WeChat – the omnipresent super-app that is an inextricable part of life in China as public transport, healthcare systems and steamed rice. It is a social media behemoth, one that brands looking to advertise in China should be very familiar with. In this two-parts WeChat Advertising guide, we’re going to do a deep dive on:
- What advertising looks like on WeChat
- The available features for targeting an audience
- Payment and bidding options
- How to get set up
- Best practices
Types of WeChat Ad
WeChat Moments are like the Facebook news feed, but boiled down to almost only the posts (AKA status updates) that WeChat friends make. WeChat Moments are, in a sense, cleaner and tidier than the news feed; users aren’t shown news stories, links from third parties, or reports on the activity of their contacts on the platform. Moments are pure and simple: a chronological account of what a user’s direct contacts have chosen to share. This makes the Moments feed very attractive real estate for advertisers, as ads placed there will not have to compete with other forms of content.
There are two main formats in which Moments ads may be displayed: as a post, which looks almost identical to a normal user’s post, or in ‘card format’.
All post formats typically contain a string of text, followed by either one, three, six or nine images, or a video. They may also include a call to action, and a link to a mini-program (such as a store), official account, a WeChat article, or an H5-enabled interactive page. Card formats typically only feature one image, but with a wide format, and an eye-catching headline in bold. They, too, can link to mini-programs, articles, official accounts and H5 pages.
With campaign investments of over one million RMB, there are special formats available for Moments ads too. They include the ability to feature links to sites outside of the Tencent ecosystem, full-size videos, card posts with two buttons, interactive videos, and 360-panoramic image displays.
Mini-programs are like small apps within WeChat, used for anything from stores to virtual art galleries, delivery services to games. They’re operated by registered businesses, not individual users, as they must be linked to a WeChat service account.
Developers of mini-programs are able to leave ad space for other companies to use. This sometimes comes in the form of a banner-ad at the bottom or top of the screen, and other times as an interstitial full-screen display or pop-up. In mini-programs for games, it’s possible to play a video incentive ad. The ads can lead to an H5 page, an official account, or can trigger the opening of another app such as JD.com.

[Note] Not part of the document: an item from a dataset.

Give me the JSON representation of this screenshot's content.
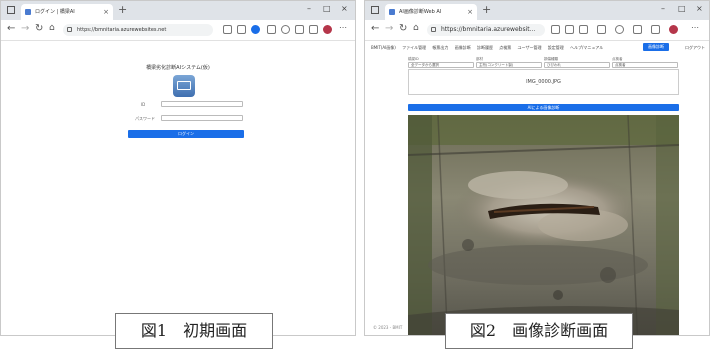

Article banner ads
Banner ads may be displayed on WeChat articles from either subscription accounts or service accounts. There are three main types. The first two are straightforward: large-format single image or video ads with a brand title and/or logo, placed either at the end or in the middle of a WeChat article. Like Moments ads, they can link to stores, official accounts or H5 pages.
These standard banner ads cannot be targeted to appear on particular accounts; they instead rely on a WeChat algorithm that matches the ads with a defined target audience.
Targeting an Audience
WeChat provides a fairly broad spectrum of targeting options.
Location options include areas in China, but also since 2017 the ability to target Chinese travelers in other countries. Once normal travel resumes, this will be very helpful, as Chinese travelers will be much more likely to use WeChat than adopt its international alternatives when abroad.
There are gender and age options, the latter of which can be defined within a range from 5-60 years old. There’s the further option to define the audience by interest, which is done by first selecting one of 18 industries – e.g. technology, education, fashion, professional services – and then choosing one or more of 122 sub-categories.
There are three payment options available for ad campaigns on WeChat: scheduled ads, bid by impression, and bid by click. Scheduled Moments ads require a minimum investment of 50,000RMB per day, while banner ads and mini-program ads can be initiated for as little as 1,000RMB per time. Bidding for Moments ads requires a 50,000RMB down payment, while other formats do not.
From there, the exact pricing depends on where a campaign is targeting, and what sort of ad is being run. Beijing and Shanghai are defined as ‘core cities’, with the highest rates, while other first tier and second tier cities are a little more affordable, and third tier cities and below are the cheapest. Single-image ads cost the least, while adding images or switching to video increases the price.
It’s best to ask an agency or login to the WeChat advertising backend, and enter campaign details, to see exact pricing, as the models can be a little complex. As an example, however, here is a table for WeChat Moments ads pricing:
In sum, there are three main types of ad on WeChat – Moments ads, mini-program ads and banner ads. Which type to choose depends largely on campaign goals, and the target audience. In general, Moments ads are more coveted, and thereby carry a higher price tag. For small to medium sized brands, banner ads and mini-program ads may prove to be more feasible.
Banner ads have the advantage of being associated with content, which gives more of a target-by-interest system. Mini-program ads are more associated with behaviour – if a user is on a mini-program, they are already primed for an interaction, and if the mini-program is a store, then they are more likely to be in a purchasing mood.
In the next part of our WeChat Advertising guide, we will detail exactly how to get started with WeChat ads, and our selection of best practices. Stay Tuned!
If your WeChat project can’t wait for Part 2 of this article to be published, please reach out to us, we can schedule a call for you with one of our consultants.